After being treated on the field for some time, Vertonghen was initially cleared to continue playing, before staggering to the touchline just moments later.
There, he stood retching and had to be helped from the field by the team’s backroom staff.
Tottenham said its medical team strictly followed the English Football Association concussion guidelines in caring for Vertonghen. In a statement, the club said: “Following testing he was judged to be alert and answered all questions correctly and lucidly, deeming him fit to return to the field of play.”
Vertonghen then underwent further tests and was seen by an independent neurologist who concluded the Belgian international defender hadn’t suffered a concussion.
World governing body FIFA has a series of red flags that club doctors should observe when examining players suspected of suffering concussion, for example, checking whether they are suffering from double vision or have lost consciousness.
But Chris Nowinski, co-founder and CEO of the Concussion Legacy Foundation, told CNN Sport that “international soccer’s concussion protocols are the worst in the world. Their substitution rules are archaic and not based on current clinical care for concussion.”
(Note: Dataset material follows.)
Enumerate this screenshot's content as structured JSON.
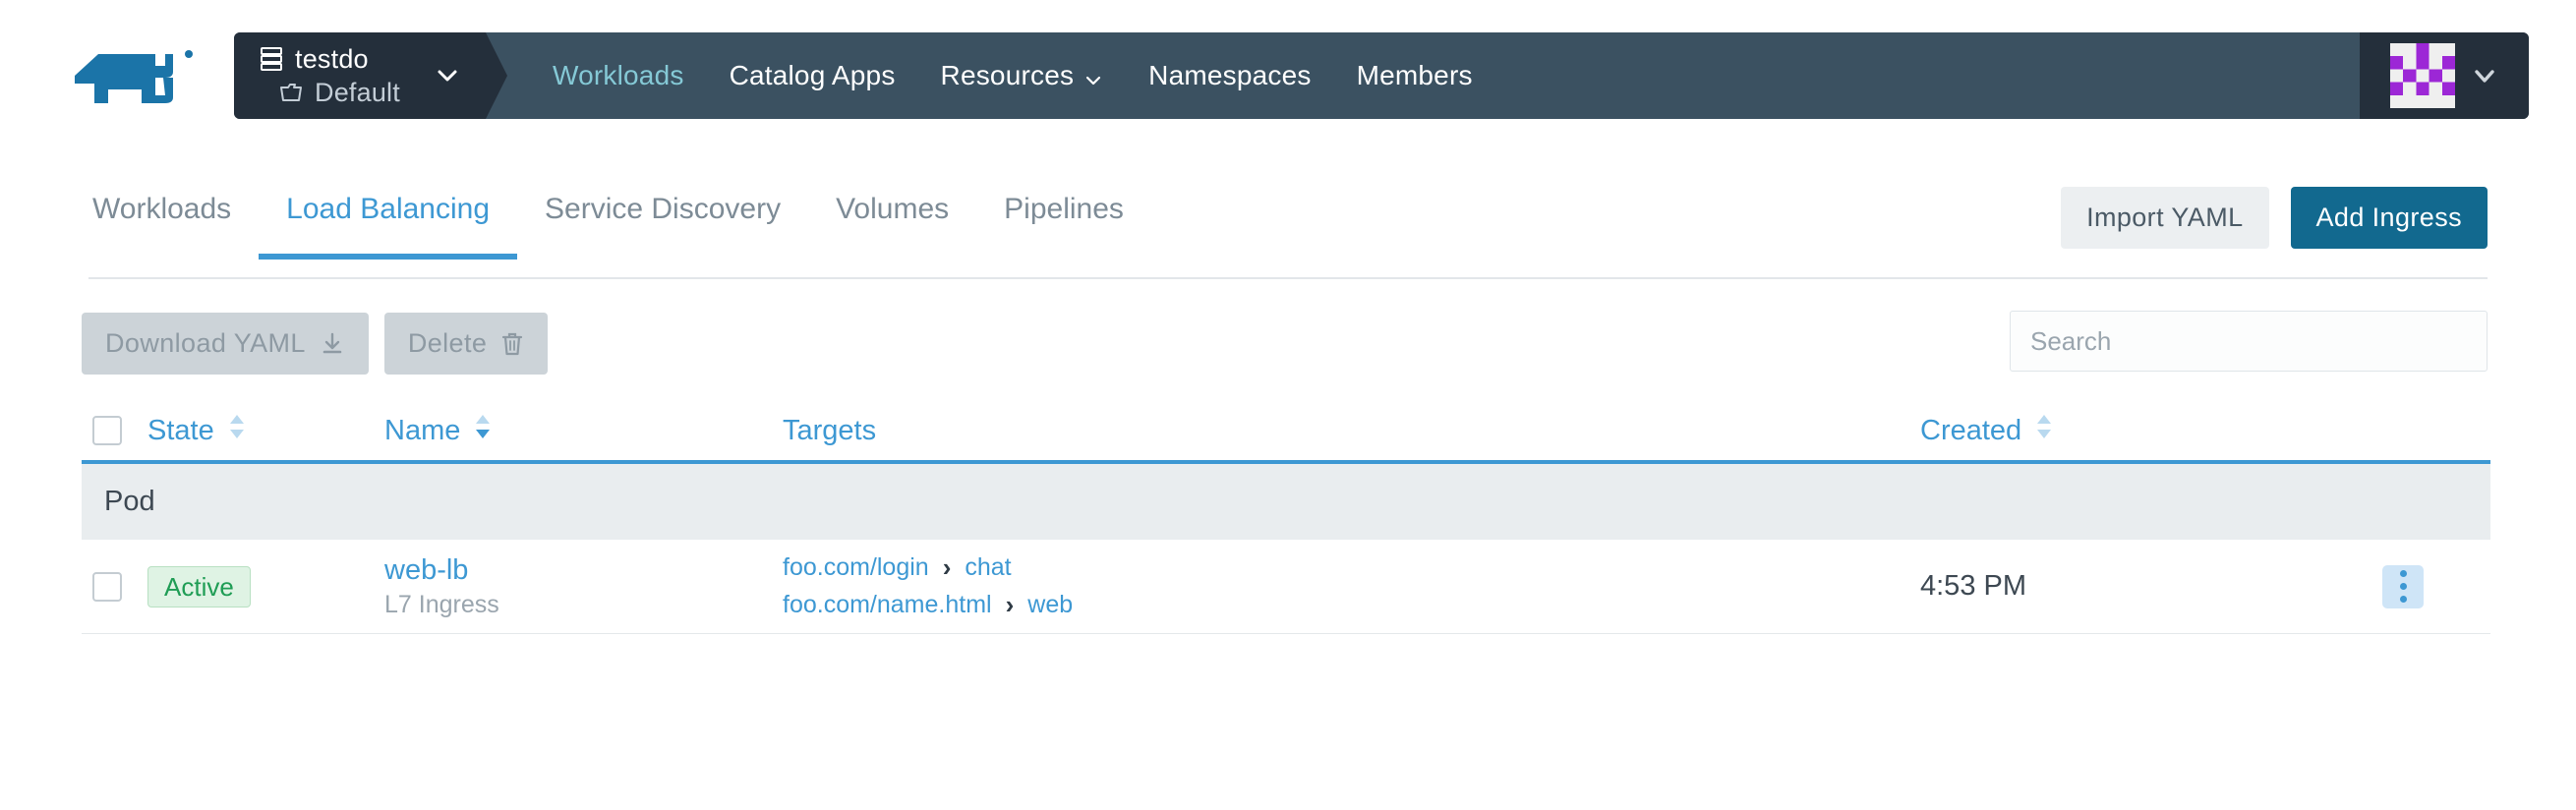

Responding to Nowinski’s comments, FIFA said it “regularly monitors the situation of head injuries, maintaining constant contact with current and on-going studies on this matter and reviewing our protocols.
“As mentioned in the concussion module of FIFA’s Emergency Medical Manual, ‘if, at any stage of the concussion assessment, the medical team cannot make a definite decision regarding whether concussion is present or not and a doubt exists,’ it is recommended that ‘when in doubt, sit the player out’ and he or she should be removed from play.”
‘Ref, is this the final?’
In the 2014 FIFA World Cup final, Germany’s Christoph Kramer was allowed to continue playing after a clash of heads, only to be forced off by suspected concussion later in the game.
“Shortly after the blow, Kramer came to me asking: ‘Ref, is this the final,’” World Cup final referee Nicola Rizzoli later told La Gazzetta dello Sport.
At last year’s World Cup in Russia, Morocco’s Nordin Amrabat suffered a concussion during a defeat against Iran, only to play five days later in headgear, which he discarded early on in the match. After Amrabat’s return, Morocco manager Herve Renard described the former Watford player as a “warrior.”
At the time Morocco team doctor Abderazzak El Hifti was criticised on social media for patting Amrabat on the cheeks as he treated the player.
“We received a letter from FIFA that reminds us of the recommendations to follow […] we respected them point by point, our intervention was correct,” El Hifti said in a video sent to media by the Moroccan Federation.
But the decision to put Amrabat back on the field didn’t follow FIFA’s suggested protocol, which calls for a six-day concussion break.
However, the governing body does not have the authority to officially enforce the guideline. The concussion protocols of European governing body UEFA and national federations like the English Football Association closely mirror FIFA’s guidelines.